Today, Statistics Canada issued a report on how Canadians used digital technology and the internet in 2012. The results show some interesting trends that may make any business re-think its complete reliance on the brick and mortar retail experience.

Almost $122 billion worth of goods were sold over hte internet last year, a total which has doubled since 2007. This comprises 11% of Canadian sales. Surprisingly, only 45% of Canadian business entities owned/operated a website in 2012. However, if the business entity had 10 or more employees, this amount leaped to 80%. Business-to-consumer industries were most likely to operate a website. Social media platforms were used to compliment web presence.
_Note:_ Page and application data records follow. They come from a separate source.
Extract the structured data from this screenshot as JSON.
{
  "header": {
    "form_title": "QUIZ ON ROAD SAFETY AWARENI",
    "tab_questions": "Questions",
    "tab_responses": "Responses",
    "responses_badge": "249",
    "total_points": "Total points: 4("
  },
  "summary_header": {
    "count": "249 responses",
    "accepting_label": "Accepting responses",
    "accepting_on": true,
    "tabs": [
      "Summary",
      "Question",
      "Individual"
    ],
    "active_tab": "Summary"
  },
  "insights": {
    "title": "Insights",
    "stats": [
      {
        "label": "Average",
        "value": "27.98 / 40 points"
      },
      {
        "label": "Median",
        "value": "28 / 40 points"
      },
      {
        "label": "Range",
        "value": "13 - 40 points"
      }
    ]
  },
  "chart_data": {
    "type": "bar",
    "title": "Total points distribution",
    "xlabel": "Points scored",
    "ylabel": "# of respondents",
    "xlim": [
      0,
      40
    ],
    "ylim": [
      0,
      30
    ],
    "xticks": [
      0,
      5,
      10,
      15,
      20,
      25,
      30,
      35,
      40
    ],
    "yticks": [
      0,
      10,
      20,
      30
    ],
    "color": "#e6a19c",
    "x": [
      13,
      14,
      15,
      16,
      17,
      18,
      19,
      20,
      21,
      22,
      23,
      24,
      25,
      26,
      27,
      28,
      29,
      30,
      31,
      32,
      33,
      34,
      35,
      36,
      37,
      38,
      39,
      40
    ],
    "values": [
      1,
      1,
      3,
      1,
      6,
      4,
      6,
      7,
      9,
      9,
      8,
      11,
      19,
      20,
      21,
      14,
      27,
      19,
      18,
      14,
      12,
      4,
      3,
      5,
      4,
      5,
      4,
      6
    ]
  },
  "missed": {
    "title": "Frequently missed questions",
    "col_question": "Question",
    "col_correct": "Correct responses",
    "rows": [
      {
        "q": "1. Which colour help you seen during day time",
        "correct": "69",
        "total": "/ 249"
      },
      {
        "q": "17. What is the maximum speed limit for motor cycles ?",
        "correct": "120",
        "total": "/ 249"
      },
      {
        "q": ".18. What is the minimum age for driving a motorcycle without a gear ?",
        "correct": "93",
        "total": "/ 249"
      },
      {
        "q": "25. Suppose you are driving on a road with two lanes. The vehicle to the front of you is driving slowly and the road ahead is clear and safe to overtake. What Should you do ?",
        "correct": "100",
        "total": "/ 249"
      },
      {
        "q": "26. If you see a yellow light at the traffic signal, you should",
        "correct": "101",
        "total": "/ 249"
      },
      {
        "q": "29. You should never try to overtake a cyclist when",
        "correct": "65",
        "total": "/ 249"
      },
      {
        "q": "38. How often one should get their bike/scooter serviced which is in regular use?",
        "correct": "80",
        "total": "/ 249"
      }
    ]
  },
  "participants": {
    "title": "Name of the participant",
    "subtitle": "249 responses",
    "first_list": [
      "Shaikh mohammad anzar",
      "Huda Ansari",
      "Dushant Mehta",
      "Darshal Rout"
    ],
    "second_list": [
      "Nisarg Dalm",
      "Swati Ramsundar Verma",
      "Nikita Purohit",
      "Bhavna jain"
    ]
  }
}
If you’re interested in reading the full report, click here.

Think Twice Before Hitting “Send”

If you have a strong communications component to your business (and let’s face it, who doesn’t), you’d better take note. Canada is attempting to get rid of all those pesky spam e-mails and text messages through Canada’s Anti-Spam Legislation (“CASL”), which is slated to come into effect in 2013.

This new legislation is somewhat contentious as it has been criticized as being too broad and vague, which could detrimentally affect how businesses communicate with their actual and prospective clients. CASL targets “any electronic message” that is sent “for business purposes”, which could extend to e-mails, instant messages, text messages and possibly even Facebook and Twitter messages. As you can see, CASL’s reach could be quite wide!

Generally, if you have an existing business relationship with an entity, your business’ messages won’t be caught by CASL. However, be careful if an official business relationship does not exist. Consent to receive the messages is critical and opt-out clauses are unlikely to suffice.

Stay tuned for developments on this.